What you have to do. The answer is a number and nothing else: the count of lines in these entries containing the word "ControlCenter".

[Start of section]

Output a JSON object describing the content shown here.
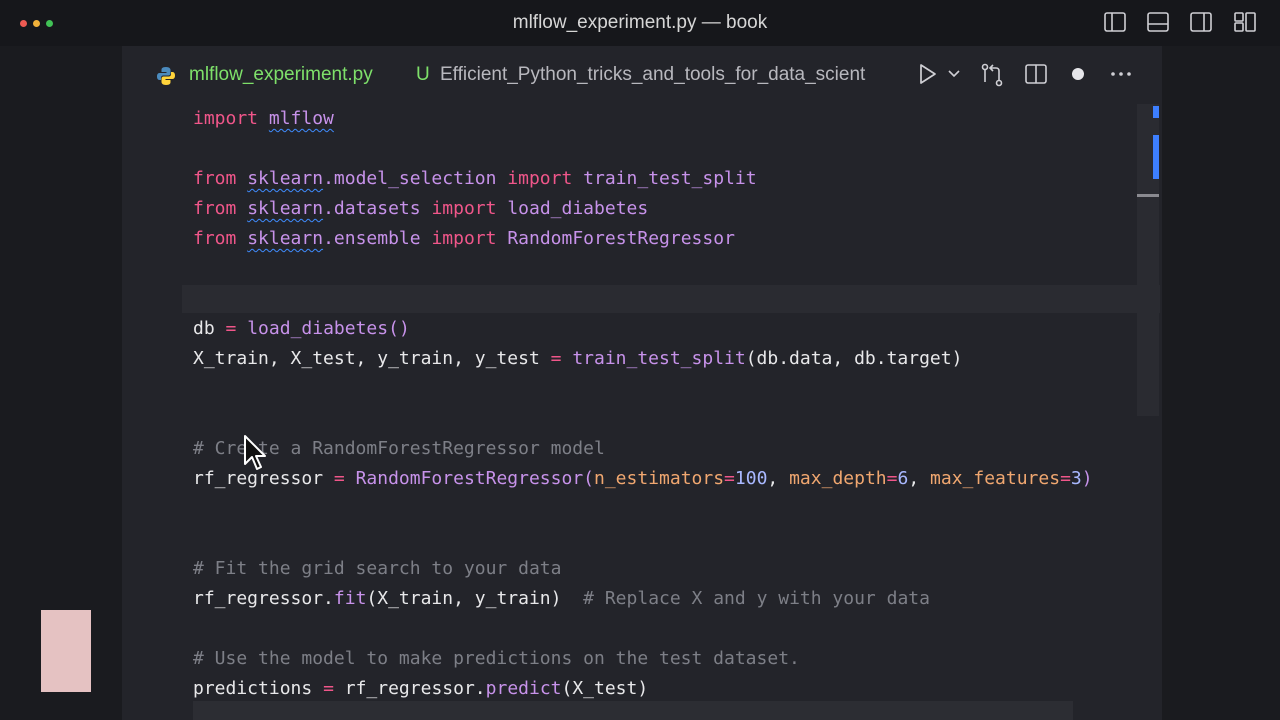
{
  "window": {
    "title": "mlflow_experiment.py — book",
    "traffic_colors": [
      "#ee5a52",
      "#f0b13a",
      "#41c256"
    ]
  },
  "tab": {
    "filename": "mlflow_experiment.py",
    "status": "U",
    "breadcrumb": "Efficient_Python_tricks_and_tools_for_data_scient",
    "language_icon": "python-icon"
  },
  "code_lines": {
    "l1": {
      "kw": "import",
      "mod": "mlflow"
    },
    "l2": {
      "kw1": "from",
      "mod": "sklearn",
      "rest": ".model_selection",
      "kw2": "import",
      "name": "train_test_split"
    },
    "l3": {
      "kw1": "from",
      "mod": "sklearn",
      "rest": ".datasets",
      "kw2": "import",
      "name": "load_diabetes"
    },
    "l4": {
      "kw1": "from",
      "mod": "sklearn",
      "rest": ".ensemble",
      "kw2": "import",
      "name": "RandomForestRegressor"
    },
    "l5": {
      "var": "db",
      "op": "=",
      "fn": "load_diabetes",
      "tail": "()"
    },
    "l6": {
      "vars": "X_train, X_test, y_train, y_test",
      "op": "=",
      "fn": "train_test_split",
      "args": "(db.data, db.target)"
    },
    "l7": {
      "comment": "# Create a RandomForestRegressor model"
    },
    "l8": {
      "var": "rf_regressor",
      "op": "=",
      "fn": "RandomForestRegressor",
      "open": "(",
      "p1": "n_estimators",
      "eq1": "=",
      "v1": "100",
      "sep1": ", ",
      "p2": "max_depth",
      "eq2": "=",
      "v2": "6",
      "sep2": ", ",
      "p3": "max_features",
      "eq3": "=",
      "v3": "3",
      "close": ")"
    },
    "l9": {
      "comment": "# Fit the grid search to your data"
    },
    "l10": {
      "obj": "rf_regressor",
      "dot": ".",
      "fn": "fit",
      "args": "(X_train, y_train)",
      "comment": "# Replace X and y with your data"
    },
    "l11": {
      "comment": "# Use the model to make predictions on the test dataset."
    },
    "l12": {
      "var": "predictions",
      "op": "=",
      "obj": "rf_regressor",
      "dot": ".",
      "fn": "predict",
      "args": "(X_test)"
    }
  },
  "colors": {
    "added_file": "#7ee06a",
    "keyword": "#f0568a",
    "function": "#c792ea",
    "number": "#a9b8ff",
    "parameter": "#f0a770",
    "comment": "#7d7f87"
  }
}
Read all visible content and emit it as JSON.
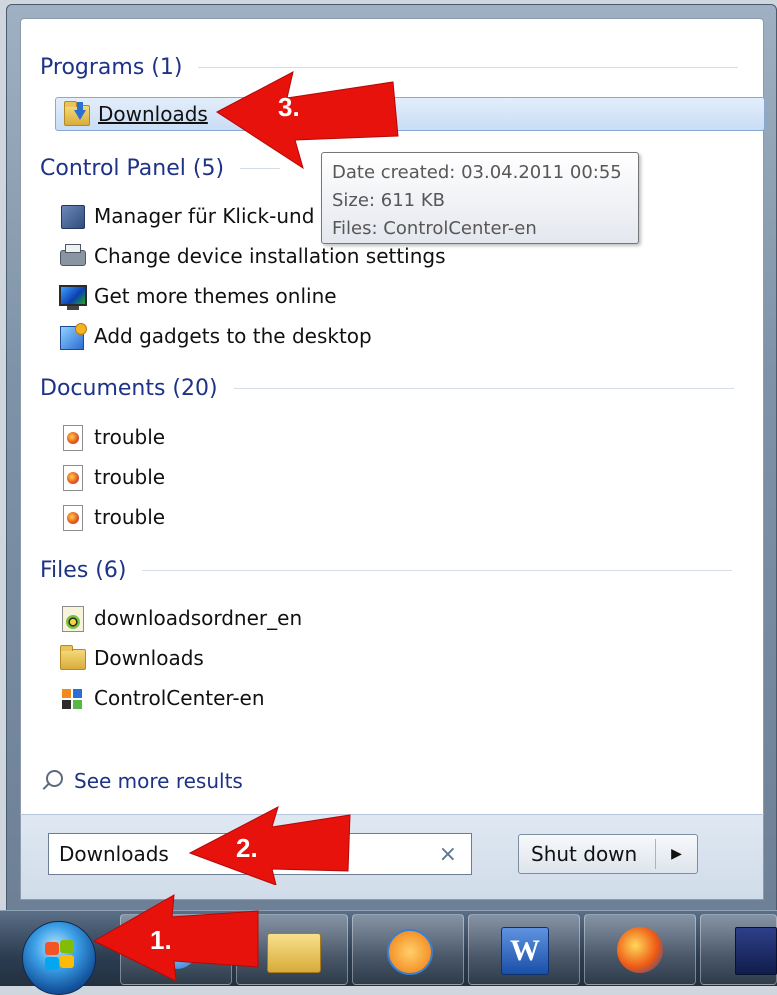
{
  "sections": {
    "programs": {
      "title": "Programs (1)"
    },
    "control_panel": {
      "title": "Control Panel (5)"
    },
    "documents": {
      "title": "Documents (20)"
    },
    "files": {
      "title": "Files (6)"
    }
  },
  "programs_items": [
    {
      "label": "Downloads",
      "icon": "folder-download-icon",
      "selected": true
    }
  ],
  "control_panel_items": [
    {
      "label": "Manager für Klick-und",
      "icon": "control-panel-icon"
    },
    {
      "label": "Change device installation settings",
      "icon": "printer-icon"
    },
    {
      "label": "Get more themes online",
      "icon": "monitor-icon"
    },
    {
      "label": "Add gadgets to the desktop",
      "icon": "gadget-icon"
    }
  ],
  "documents_items": [
    {
      "label": "trouble",
      "icon": "firefox-document-icon"
    },
    {
      "label": "trouble",
      "icon": "firefox-document-icon"
    },
    {
      "label": "trouble",
      "icon": "firefox-document-icon"
    }
  ],
  "files_items": [
    {
      "label": "downloadsordner_en",
      "icon": "download-file-icon"
    },
    {
      "label": "Downloads",
      "icon": "folder-icon"
    },
    {
      "label": "ControlCenter-en",
      "icon": "control-center-icon"
    }
  ],
  "tooltip": {
    "date_created": "Date created: 03.04.2011 00:55",
    "size": "Size: 611 KB",
    "files": "Files: ControlCenter-en"
  },
  "see_more": "See more results",
  "search": {
    "value": "Downloads",
    "clear_icon": "×"
  },
  "shutdown": {
    "label": "Shut down",
    "arrow": "▶"
  },
  "annotations": {
    "step1": "1.",
    "step2": "2.",
    "step3": "3."
  },
  "colors": {
    "section_header": "#1e3287",
    "annotation_red": "#e8120c",
    "selection": "#c9ddf5"
  }
}
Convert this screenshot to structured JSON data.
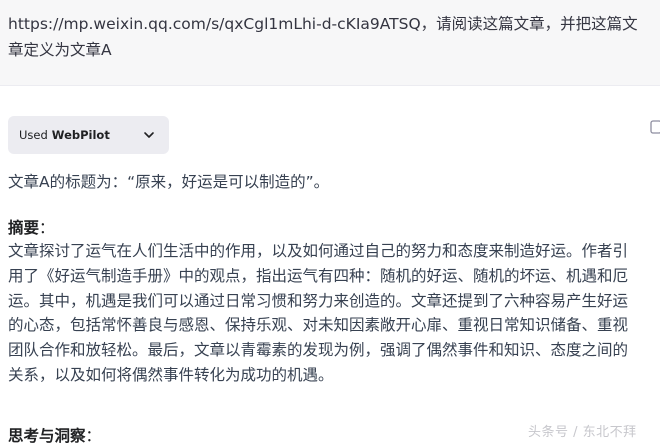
{
  "user_message": {
    "text": "https://mp.weixin.qq.com/s/qxCgl1mLhi-d-cKIa9ATSQ，请阅读这篇文章，并把这篇文章定义为文章A"
  },
  "plugin_chip": {
    "used_label": "Used",
    "plugin_name": "WebPilot"
  },
  "answer": {
    "title_line": "文章A的标题为：“原来，好运是可以制造的”。",
    "summary_heading": "摘要",
    "summary_colon": "：",
    "summary_lines": [
      "文章探讨了运气在人们生活中的作用，以及如何通过自己的努力和态度来制造好运。作者引",
      "用了《好运气制造手册》中的观点，指出运气有四种：随机的好运、随机的坏运、机遇和厄",
      "运。其中，机遇是我们可以通过日常习惯和努力来创造的。文章还提到了六种容易产生好运",
      "的心态，包括常怀善良与感恩、保持乐观、对未知因素敞开心扉、重视日常知识储备、重视",
      "团队合作和放轻松。最后，文章以青霉素的发现为例，强调了偶然事件和知识、态度之间的",
      "关系，以及如何将偶然事件转化为成功的机遇。"
    ],
    "insight_heading": "思考与洞察",
    "insight_colon": "："
  },
  "watermark": {
    "text": "头条号 / 东北不拜"
  },
  "icons": {
    "chevron": "chevron-down-icon",
    "copy": "copy-icon"
  }
}
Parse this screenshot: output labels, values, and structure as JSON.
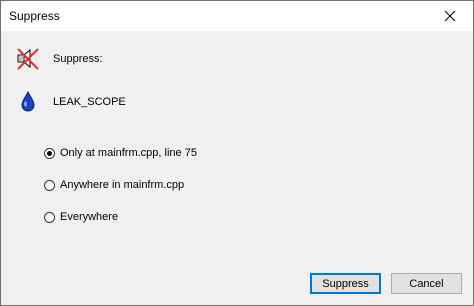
{
  "window": {
    "title": "Suppress"
  },
  "header_rows": [
    {
      "icon": "muted-speaker-icon",
      "label": "Suppress:"
    },
    {
      "icon": "water-drop-icon",
      "label": "LEAK_SCOPE"
    }
  ],
  "options": [
    {
      "label": "Only at mainfrm.cpp, line 75",
      "checked": true
    },
    {
      "label": "Anywhere in mainfrm.cpp",
      "checked": false
    },
    {
      "label": "Everywhere",
      "checked": false
    }
  ],
  "buttons": {
    "suppress": "Suppress",
    "cancel": "Cancel"
  },
  "colors": {
    "accent": "#0078d7",
    "drop": "#1a3fbf",
    "cross": "#e03030"
  }
}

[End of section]

Exercise output. 2